Re: Asymmetric Infowar  

Robert Kaplan in the WSJ:
Looking beyond Iraq, the American military needs battlefield doctrine for influencing the public in the same way that the Army and the Marines already have doctrine for individual infantry tasks and squad-level operations (the Ranger Handbook, the Fleet Marine Force Manual, etc.).

The centerpiece of that doctrine must be the flattening out of bureaucratic hierarchies within the Defense Department, so that spokesmen can tap directly into the experiences of company and battalion commanders and entwine their smell-of-the-ground experiences into daily briefings. Nothing is more destructive for the public-relations side of warfare than field reports that have to make their way up antiquated, Industrial Age layers of command, diluting riveting stories of useful content in the process.
Still too centralized, too dependent on official spokesmen and institutional media outlets, but yes, a start. Reform the supply chain of stories for the next war.
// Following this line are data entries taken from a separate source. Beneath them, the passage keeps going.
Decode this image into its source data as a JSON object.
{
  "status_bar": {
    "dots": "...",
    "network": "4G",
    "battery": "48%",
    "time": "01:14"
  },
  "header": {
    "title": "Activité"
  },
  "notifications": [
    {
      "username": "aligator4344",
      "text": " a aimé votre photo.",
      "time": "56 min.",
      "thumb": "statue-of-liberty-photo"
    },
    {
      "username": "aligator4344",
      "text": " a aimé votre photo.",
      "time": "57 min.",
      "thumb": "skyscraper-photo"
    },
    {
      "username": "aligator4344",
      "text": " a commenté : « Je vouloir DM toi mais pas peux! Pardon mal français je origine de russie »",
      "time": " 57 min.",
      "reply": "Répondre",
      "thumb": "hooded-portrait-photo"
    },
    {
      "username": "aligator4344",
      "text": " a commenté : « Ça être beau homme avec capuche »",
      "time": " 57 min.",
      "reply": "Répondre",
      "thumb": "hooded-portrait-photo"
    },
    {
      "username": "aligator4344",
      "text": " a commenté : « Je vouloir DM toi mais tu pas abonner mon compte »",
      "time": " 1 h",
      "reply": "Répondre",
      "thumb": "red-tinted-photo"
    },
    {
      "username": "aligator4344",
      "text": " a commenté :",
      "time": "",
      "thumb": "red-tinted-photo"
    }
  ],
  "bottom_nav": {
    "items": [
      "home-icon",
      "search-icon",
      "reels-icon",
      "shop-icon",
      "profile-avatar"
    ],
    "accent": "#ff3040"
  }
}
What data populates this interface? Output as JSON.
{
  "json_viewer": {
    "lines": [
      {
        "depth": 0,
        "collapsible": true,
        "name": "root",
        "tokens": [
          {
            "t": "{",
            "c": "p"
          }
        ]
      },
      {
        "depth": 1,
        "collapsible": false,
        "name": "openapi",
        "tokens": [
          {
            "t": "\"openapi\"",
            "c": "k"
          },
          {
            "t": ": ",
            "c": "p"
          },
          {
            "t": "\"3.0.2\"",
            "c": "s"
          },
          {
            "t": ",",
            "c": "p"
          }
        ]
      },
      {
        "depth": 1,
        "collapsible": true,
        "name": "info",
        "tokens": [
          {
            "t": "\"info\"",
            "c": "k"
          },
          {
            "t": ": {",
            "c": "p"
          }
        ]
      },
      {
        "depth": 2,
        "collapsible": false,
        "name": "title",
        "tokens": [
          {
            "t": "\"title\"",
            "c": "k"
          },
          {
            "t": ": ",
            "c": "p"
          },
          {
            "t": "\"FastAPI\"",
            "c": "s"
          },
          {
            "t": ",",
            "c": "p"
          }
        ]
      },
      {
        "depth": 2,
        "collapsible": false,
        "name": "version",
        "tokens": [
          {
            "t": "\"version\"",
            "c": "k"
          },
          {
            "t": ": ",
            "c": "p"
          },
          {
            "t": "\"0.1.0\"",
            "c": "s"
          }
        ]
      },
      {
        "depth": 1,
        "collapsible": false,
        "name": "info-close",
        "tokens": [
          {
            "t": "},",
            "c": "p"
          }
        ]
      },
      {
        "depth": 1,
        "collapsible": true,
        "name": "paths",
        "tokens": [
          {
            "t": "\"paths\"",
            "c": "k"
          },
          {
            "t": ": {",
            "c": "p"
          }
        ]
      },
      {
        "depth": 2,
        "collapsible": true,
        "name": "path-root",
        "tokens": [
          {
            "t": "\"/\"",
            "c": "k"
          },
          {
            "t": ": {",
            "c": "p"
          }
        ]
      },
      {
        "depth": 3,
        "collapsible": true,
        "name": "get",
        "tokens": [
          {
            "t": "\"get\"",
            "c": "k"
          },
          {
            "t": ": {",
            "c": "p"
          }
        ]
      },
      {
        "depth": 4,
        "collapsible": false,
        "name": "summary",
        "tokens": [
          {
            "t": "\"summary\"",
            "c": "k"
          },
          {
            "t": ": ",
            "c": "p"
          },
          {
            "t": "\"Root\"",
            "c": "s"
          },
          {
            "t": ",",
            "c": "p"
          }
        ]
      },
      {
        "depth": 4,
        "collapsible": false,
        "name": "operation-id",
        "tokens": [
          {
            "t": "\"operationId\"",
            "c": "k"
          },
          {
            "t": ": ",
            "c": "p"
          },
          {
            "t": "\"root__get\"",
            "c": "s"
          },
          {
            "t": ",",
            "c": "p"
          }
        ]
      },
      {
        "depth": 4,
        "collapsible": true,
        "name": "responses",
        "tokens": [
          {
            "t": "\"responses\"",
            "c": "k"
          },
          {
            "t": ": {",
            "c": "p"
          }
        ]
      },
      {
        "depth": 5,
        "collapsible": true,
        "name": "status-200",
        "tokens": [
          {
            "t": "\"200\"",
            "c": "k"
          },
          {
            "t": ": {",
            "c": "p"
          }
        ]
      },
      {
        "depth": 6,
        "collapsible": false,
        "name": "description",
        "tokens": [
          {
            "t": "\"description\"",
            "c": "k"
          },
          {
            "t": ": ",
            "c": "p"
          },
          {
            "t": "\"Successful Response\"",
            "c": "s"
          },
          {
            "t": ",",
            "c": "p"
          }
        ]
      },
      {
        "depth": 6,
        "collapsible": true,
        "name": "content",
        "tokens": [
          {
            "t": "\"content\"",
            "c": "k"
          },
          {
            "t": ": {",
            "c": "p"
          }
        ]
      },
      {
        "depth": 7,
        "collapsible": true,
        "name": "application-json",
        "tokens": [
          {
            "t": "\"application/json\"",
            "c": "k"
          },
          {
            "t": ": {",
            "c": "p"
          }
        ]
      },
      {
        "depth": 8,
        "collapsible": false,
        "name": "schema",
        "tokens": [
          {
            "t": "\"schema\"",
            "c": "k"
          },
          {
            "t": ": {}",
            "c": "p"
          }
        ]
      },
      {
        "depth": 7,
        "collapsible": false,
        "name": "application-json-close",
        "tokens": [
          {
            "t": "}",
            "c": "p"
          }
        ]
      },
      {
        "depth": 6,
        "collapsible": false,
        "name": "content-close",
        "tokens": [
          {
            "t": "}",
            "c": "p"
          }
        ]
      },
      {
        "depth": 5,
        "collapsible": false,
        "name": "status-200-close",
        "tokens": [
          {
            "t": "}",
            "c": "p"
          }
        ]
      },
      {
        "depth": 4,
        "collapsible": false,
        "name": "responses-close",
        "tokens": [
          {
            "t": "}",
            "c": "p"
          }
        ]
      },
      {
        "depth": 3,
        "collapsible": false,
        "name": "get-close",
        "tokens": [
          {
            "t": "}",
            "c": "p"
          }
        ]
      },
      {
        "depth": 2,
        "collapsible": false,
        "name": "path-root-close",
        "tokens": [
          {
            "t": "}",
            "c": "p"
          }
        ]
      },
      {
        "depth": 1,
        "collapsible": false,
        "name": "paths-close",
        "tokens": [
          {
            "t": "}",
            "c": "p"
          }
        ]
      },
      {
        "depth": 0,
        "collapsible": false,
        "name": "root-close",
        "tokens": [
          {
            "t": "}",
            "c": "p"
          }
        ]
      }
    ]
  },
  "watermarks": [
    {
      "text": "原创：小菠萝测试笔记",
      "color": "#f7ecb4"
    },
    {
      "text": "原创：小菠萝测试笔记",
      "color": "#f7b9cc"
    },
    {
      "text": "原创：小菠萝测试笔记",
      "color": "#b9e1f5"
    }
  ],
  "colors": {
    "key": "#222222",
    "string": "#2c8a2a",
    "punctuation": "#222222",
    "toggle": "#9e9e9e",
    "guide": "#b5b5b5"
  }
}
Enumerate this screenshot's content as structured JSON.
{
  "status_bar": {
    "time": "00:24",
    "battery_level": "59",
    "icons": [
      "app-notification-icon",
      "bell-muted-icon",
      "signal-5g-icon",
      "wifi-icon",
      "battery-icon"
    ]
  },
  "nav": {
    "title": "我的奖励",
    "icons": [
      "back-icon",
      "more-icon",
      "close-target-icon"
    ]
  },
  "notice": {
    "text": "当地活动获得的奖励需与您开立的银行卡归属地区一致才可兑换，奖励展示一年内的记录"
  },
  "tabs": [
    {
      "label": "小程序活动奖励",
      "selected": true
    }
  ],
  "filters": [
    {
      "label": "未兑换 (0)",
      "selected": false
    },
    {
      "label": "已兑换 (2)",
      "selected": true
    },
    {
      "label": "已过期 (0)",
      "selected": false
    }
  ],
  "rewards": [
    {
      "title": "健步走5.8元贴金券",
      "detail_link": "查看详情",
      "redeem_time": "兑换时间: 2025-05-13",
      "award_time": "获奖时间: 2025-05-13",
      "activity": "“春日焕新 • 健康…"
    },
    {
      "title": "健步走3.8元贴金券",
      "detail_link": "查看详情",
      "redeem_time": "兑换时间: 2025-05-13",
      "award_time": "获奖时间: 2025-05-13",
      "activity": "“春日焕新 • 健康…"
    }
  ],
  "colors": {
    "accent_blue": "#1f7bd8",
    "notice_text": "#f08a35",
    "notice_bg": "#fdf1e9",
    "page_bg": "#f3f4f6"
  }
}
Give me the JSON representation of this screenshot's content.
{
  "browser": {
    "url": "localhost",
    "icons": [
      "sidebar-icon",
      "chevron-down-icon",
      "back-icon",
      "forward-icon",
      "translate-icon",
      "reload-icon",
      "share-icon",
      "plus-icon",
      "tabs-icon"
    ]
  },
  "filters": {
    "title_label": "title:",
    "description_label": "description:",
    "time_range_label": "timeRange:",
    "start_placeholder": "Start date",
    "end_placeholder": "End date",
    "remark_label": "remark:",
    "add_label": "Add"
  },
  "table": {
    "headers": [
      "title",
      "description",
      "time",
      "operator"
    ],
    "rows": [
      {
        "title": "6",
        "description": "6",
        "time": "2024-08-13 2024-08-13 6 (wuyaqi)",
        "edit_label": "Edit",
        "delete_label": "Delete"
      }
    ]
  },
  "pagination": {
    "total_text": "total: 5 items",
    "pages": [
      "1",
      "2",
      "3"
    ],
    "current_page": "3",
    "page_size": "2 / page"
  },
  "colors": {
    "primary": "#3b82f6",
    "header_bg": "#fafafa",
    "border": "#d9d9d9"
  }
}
Just don't neglect the distribution channels. People don't buy the bulk of their consumer goods from department stores any more; why should we get our news from their informational counterparts? Why should the military prefer using such inefficient (and often hostile) distributors?

posted by Kelly | 2:43 PM link